Reproduce from the records below, with no pictures, exactly the lines between the one containing "Serialize everything readable" and the one containing "Convert this screenshot", inclusive.

....

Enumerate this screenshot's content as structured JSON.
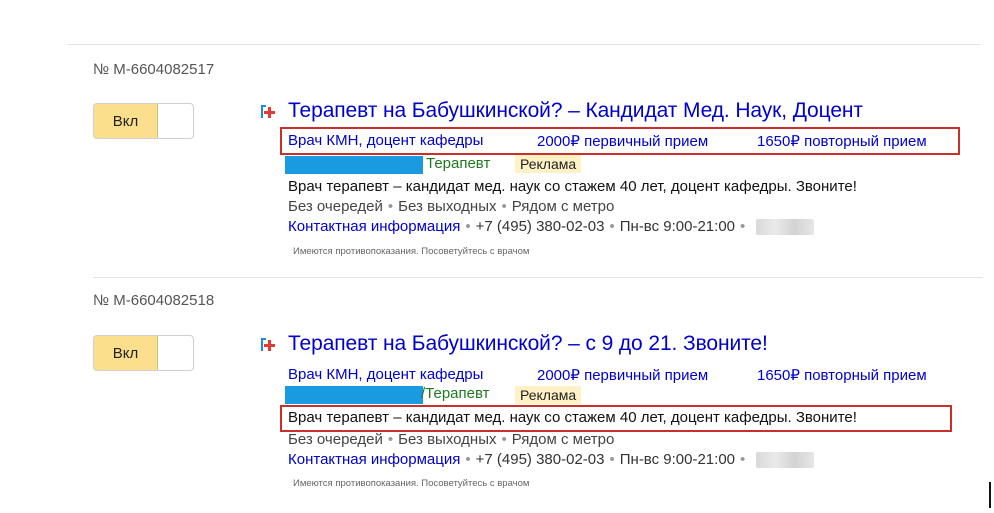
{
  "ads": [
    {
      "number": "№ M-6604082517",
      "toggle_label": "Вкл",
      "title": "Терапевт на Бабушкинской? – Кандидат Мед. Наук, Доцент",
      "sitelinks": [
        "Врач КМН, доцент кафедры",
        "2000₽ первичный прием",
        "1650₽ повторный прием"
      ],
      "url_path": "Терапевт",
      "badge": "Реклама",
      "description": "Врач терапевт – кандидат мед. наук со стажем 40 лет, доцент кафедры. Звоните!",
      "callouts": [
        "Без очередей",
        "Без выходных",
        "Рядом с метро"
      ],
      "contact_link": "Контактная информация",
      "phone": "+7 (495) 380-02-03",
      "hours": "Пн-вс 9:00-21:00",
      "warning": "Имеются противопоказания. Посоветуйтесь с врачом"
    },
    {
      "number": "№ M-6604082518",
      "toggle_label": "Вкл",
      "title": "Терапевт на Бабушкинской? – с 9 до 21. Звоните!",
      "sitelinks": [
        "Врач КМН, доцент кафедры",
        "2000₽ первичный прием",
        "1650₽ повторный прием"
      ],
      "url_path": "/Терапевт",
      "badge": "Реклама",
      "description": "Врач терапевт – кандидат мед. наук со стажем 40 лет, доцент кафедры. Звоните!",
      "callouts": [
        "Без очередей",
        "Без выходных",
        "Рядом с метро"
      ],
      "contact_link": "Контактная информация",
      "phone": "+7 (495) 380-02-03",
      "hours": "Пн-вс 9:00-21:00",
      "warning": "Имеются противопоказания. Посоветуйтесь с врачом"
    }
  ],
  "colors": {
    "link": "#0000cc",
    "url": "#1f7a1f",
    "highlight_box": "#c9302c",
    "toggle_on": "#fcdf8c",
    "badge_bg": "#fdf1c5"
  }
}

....

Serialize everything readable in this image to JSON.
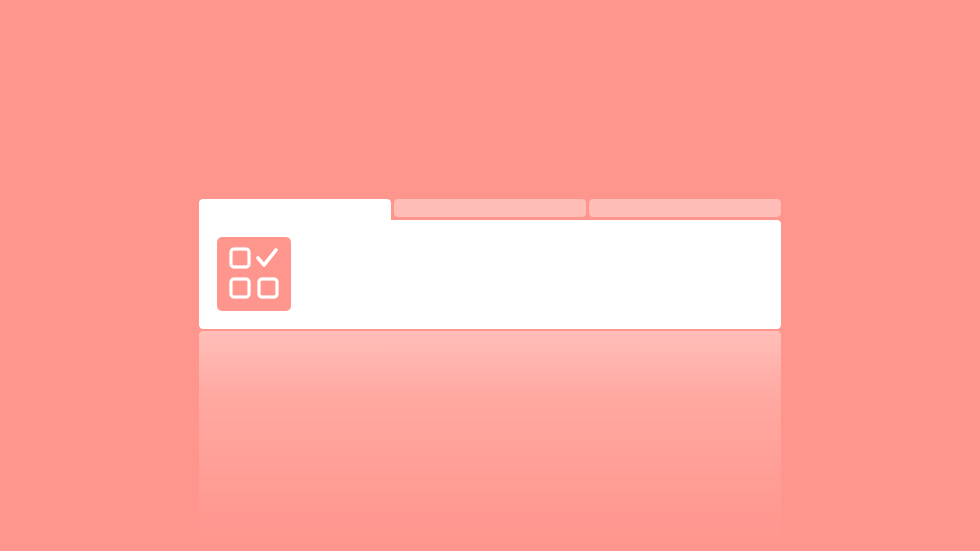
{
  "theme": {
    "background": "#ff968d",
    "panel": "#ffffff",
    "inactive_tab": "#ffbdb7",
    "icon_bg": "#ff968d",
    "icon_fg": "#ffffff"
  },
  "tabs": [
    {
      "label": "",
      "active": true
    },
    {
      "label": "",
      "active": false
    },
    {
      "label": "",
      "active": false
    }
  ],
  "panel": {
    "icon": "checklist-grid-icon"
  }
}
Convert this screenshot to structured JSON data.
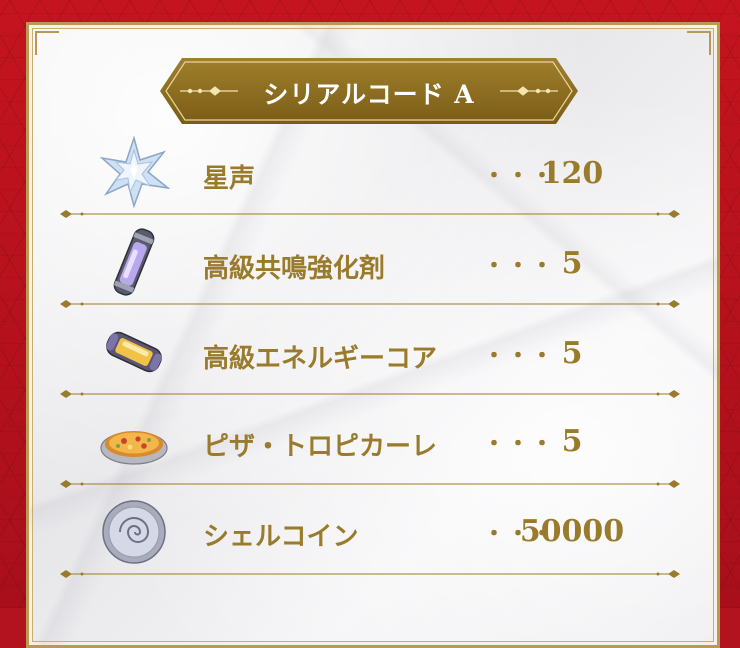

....

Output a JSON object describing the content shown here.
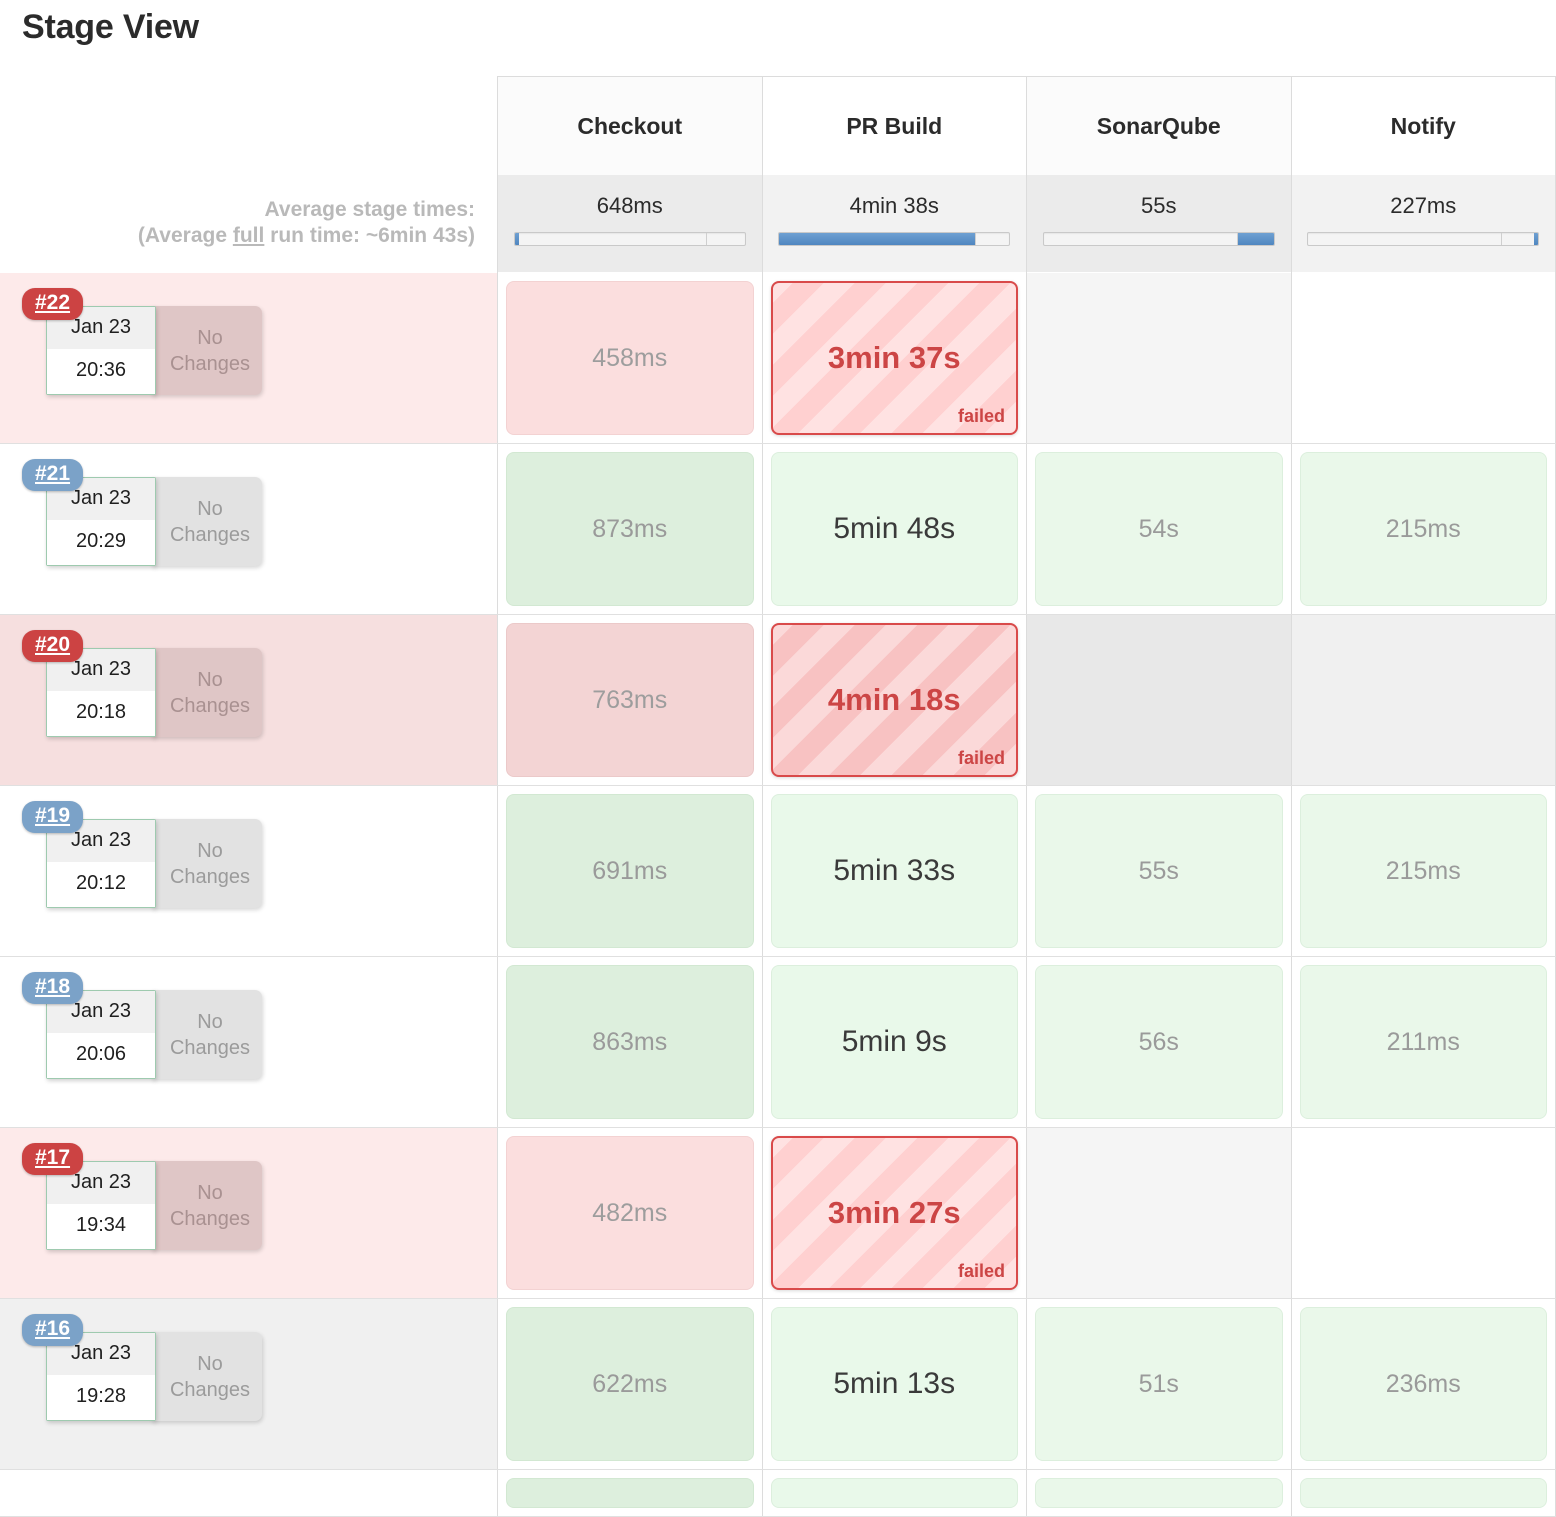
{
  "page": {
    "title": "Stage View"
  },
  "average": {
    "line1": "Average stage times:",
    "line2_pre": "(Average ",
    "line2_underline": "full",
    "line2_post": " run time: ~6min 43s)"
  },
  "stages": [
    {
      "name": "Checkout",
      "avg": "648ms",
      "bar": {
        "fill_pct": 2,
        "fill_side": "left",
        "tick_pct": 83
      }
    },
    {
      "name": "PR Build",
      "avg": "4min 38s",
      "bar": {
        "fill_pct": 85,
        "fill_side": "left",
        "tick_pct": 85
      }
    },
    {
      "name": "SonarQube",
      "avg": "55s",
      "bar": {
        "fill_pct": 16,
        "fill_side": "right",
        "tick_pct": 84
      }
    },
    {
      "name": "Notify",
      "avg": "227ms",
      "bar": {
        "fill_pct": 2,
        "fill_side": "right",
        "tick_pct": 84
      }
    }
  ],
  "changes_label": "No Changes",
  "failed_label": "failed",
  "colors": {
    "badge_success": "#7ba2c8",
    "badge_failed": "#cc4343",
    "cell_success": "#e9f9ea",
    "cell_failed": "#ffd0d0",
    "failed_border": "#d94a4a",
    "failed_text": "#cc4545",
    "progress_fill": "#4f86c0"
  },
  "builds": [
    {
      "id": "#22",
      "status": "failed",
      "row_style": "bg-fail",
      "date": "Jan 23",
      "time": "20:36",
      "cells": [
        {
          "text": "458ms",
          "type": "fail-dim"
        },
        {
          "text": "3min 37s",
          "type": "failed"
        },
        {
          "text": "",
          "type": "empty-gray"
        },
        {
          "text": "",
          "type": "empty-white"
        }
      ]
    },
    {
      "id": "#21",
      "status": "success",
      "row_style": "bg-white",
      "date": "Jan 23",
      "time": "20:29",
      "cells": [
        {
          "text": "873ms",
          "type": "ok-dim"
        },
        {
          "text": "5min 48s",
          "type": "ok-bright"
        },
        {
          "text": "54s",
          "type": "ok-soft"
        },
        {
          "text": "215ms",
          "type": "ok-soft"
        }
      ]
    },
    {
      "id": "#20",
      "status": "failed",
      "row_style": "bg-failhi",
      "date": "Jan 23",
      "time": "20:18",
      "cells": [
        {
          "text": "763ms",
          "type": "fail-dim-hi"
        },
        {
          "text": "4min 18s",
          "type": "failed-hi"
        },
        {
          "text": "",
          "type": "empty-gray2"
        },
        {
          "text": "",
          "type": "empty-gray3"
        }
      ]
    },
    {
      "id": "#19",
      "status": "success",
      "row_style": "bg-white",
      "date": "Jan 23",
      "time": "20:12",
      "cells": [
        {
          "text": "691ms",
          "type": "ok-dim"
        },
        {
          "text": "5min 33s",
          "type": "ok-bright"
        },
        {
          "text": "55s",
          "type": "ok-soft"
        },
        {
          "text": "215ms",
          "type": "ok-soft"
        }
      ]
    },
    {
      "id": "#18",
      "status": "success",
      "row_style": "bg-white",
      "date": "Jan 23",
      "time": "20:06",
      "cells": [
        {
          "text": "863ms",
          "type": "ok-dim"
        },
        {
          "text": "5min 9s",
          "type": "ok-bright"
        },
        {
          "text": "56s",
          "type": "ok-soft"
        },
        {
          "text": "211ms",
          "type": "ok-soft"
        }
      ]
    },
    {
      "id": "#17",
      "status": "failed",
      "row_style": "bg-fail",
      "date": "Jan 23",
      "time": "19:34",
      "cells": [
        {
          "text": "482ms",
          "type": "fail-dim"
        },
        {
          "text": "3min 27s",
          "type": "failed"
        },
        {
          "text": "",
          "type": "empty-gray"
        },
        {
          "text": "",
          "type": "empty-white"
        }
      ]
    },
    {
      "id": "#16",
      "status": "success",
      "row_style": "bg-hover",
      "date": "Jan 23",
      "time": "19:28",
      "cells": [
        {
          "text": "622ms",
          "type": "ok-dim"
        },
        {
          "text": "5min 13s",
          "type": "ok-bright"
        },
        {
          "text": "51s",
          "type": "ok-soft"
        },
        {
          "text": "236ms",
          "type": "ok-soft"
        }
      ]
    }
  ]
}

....

The completed task »
Serialize everything readable in this image to JSON.
{
  "theme": {
    "background": "#ff968d",
    "panel": "#ffffff",
    "inactive_tab": "#ffbdb7",
    "icon_bg": "#ff968d",
    "icon_fg": "#ffffff"
  },
  "tabs": [
    {
      "label": "",
      "active": true
    },
    {
      "label": "",
      "active": false
    },
    {
      "label": "",
      "active": false
    }
  ],
  "panel": {
    "icon": "checklist-grid-icon"
  }
}
Convert this screenshot to structured JSON data.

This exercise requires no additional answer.